WHAT TO DO – Using the records provided below, locate and copy each line that contains the word "years".

[Saved entries]
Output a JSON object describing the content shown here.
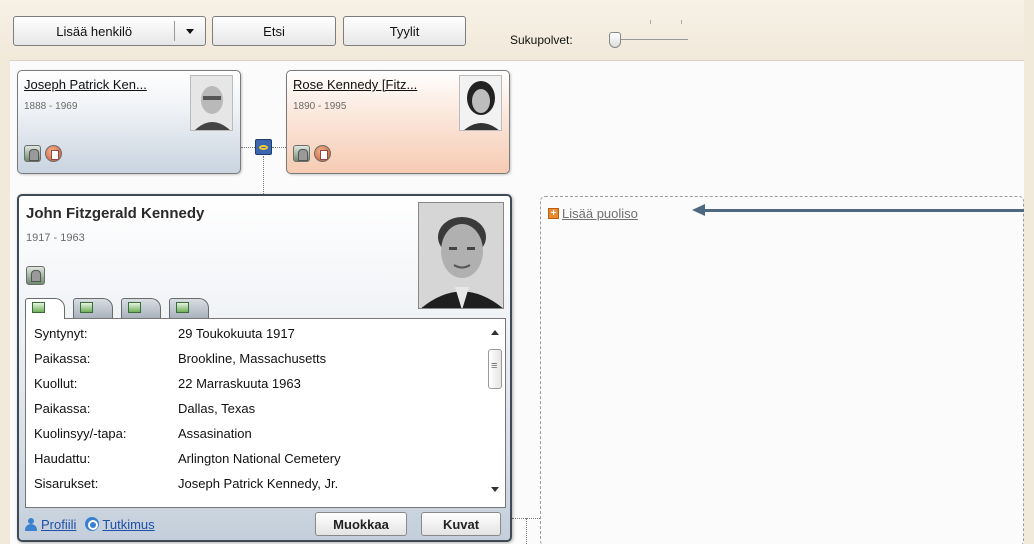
{
  "toolbar": {
    "add_person_label": "Lisää henkilö",
    "find_label": "Etsi",
    "styles_label": "Tyylit",
    "generations_label": "Sukupolvet:"
  },
  "father": {
    "name": "Joseph Patrick Ken...",
    "years": "1888 - 1969"
  },
  "mother": {
    "name": "Rose Kennedy [Fitz...",
    "years": "1890 - 1995"
  },
  "person": {
    "name": "John Fitzgerald Kennedy",
    "years": "1917 - 1963",
    "details": [
      {
        "key": "Syntynyt:",
        "value": "29 Toukokuuta 1917"
      },
      {
        "key": "Paikassa:",
        "value": "Brookline, Massachusetts"
      },
      {
        "key": "Kuollut:",
        "value": "22 Marraskuuta 1963"
      },
      {
        "key": "Paikassa:",
        "value": "Dallas, Texas"
      },
      {
        "key": "Kuolinsyy/-tapa:",
        "value": "Assasination"
      },
      {
        "key": "Haudattu:",
        "value": "Arlington National Cemetery"
      },
      {
        "key": "Sisarukset:",
        "value": "Joseph Patrick Kennedy, Jr."
      }
    ],
    "profile_link": "Profiili",
    "research_link": "Tutkimus",
    "edit_button": "Muokkaa",
    "photos_button": "Kuvat"
  },
  "spouse": {
    "add_label": "Lisää puoliso"
  },
  "colors": {
    "accent_arrow": "#4e6881",
    "link": "#1f4fa8",
    "add_icon": "#e88a2d"
  },
  "icons": [
    "dropdown-arrow-icon",
    "slider-thumb-icon",
    "gravestone-icon",
    "note-icon",
    "marriage-icon",
    "person-icon",
    "search-icon",
    "plus-icon",
    "arrow-icon"
  ]
}
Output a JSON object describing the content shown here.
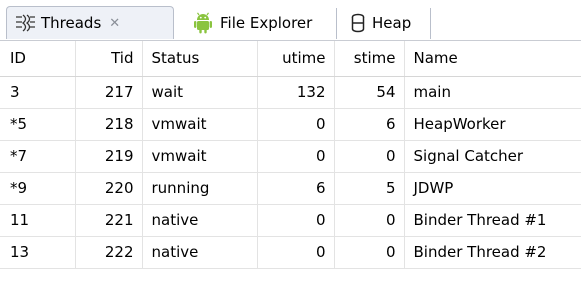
{
  "tabs": [
    {
      "label": "Threads",
      "icon": "threads-icon",
      "active": true,
      "close": "✕"
    },
    {
      "label": "File Explorer",
      "icon": "android-icon",
      "active": false
    },
    {
      "label": "Heap",
      "icon": "heap-icon",
      "active": false
    }
  ],
  "colors": {
    "android_green": "#8ac43f",
    "tab_active_bg": "#eef1f7",
    "border": "#c9ccd3"
  },
  "table": {
    "columns": [
      "ID",
      "Tid",
      "Status",
      "utime",
      "stime",
      "Name"
    ],
    "rows": [
      [
        "3",
        "217",
        "wait",
        "132",
        "54",
        "main"
      ],
      [
        "*5",
        "218",
        "vmwait",
        "0",
        "6",
        "HeapWorker"
      ],
      [
        "*7",
        "219",
        "vmwait",
        "0",
        "0",
        "Signal Catcher"
      ],
      [
        "*9",
        "220",
        "running",
        "6",
        "5",
        "JDWP"
      ],
      [
        "11",
        "221",
        "native",
        "0",
        "0",
        "Binder Thread #1"
      ],
      [
        "13",
        "222",
        "native",
        "0",
        "0",
        "Binder Thread #2"
      ]
    ]
  }
}
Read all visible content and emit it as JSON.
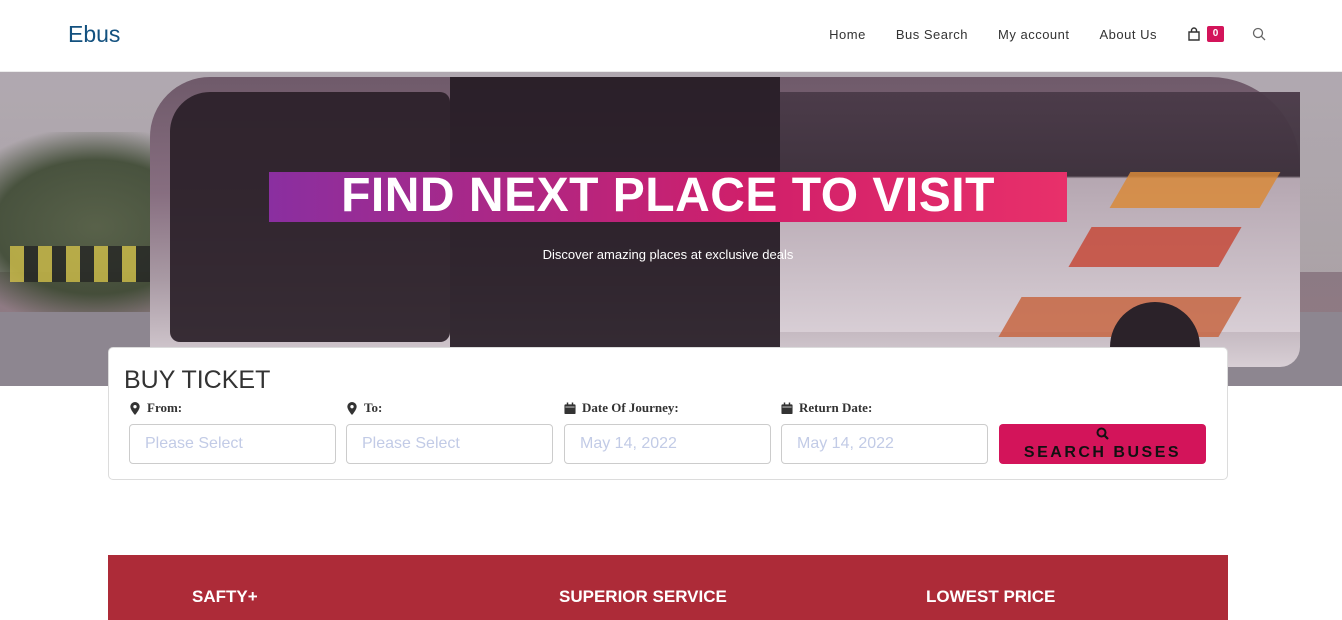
{
  "brand": {
    "name": "Ebus",
    "color": "#13517f"
  },
  "nav": {
    "items": [
      {
        "label": "Home"
      },
      {
        "label": "Bus Search"
      },
      {
        "label": "My account"
      },
      {
        "label": "About Us"
      }
    ],
    "cart_count": "0"
  },
  "hero": {
    "title": "FIND NEXT PLACE TO VISIT",
    "subtitle": "Discover amazing places at exclusive deals"
  },
  "ticket": {
    "heading": "BUY TICKET",
    "from_label": "From:",
    "from_placeholder": "Please Select",
    "to_label": "To:",
    "to_placeholder": "Please Select",
    "journey_label": "Date Of Journey:",
    "journey_value": "May 14, 2022",
    "return_label": "Return Date:",
    "return_value": "May 14, 2022",
    "search_label": "SEARCH BUSES"
  },
  "features": [
    {
      "label": "SAFTY+"
    },
    {
      "label": "SUPERIOR SERVICE"
    },
    {
      "label": "LOWEST PRICE"
    }
  ],
  "colors": {
    "accent": "#d3145a",
    "band": "#ad2b38"
  }
}
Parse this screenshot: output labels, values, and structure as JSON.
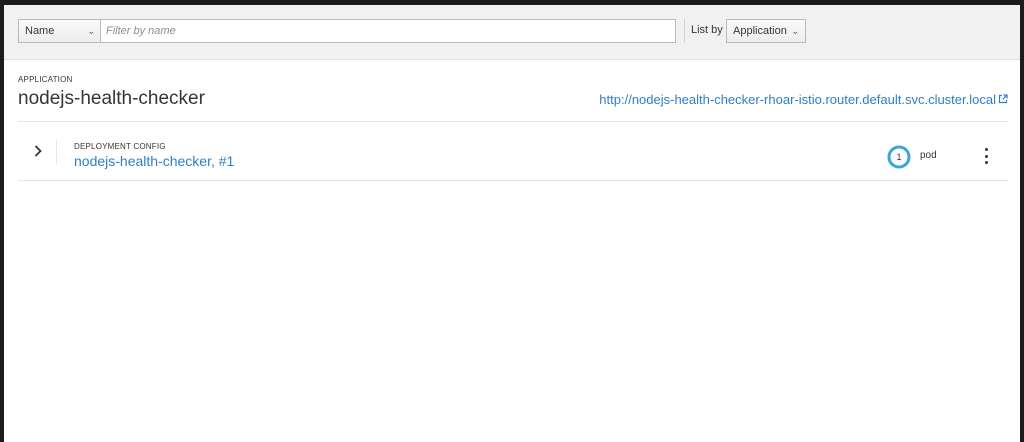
{
  "toolbar": {
    "filter_select_value": "Name",
    "filter_placeholder": "Filter by name",
    "list_by_label": "List by",
    "list_by_value": "Application"
  },
  "application": {
    "caption": "APPLICATION",
    "name": "nodejs-health-checker",
    "route_url": "http://nodejs-health-checker-rhoar-istio.router.default.svc.cluster.local"
  },
  "deployment": {
    "caption": "DEPLOYMENT CONFIG",
    "name": "nodejs-health-checker",
    "separator": ",",
    "version": "#1",
    "pod_count": "1",
    "pod_label": "pod",
    "status_color": "#39a5dc"
  },
  "icons": {
    "expand": "chevron-right-icon",
    "external_link": "external-link-icon",
    "menu": "kebab-menu-icon",
    "dropdown": "chevron-down-icon"
  }
}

FINISHED EXERCISE –
    "years": "1888 - 1969"
    "years": "1890 - 1995"
    "years": "1917 - 1963",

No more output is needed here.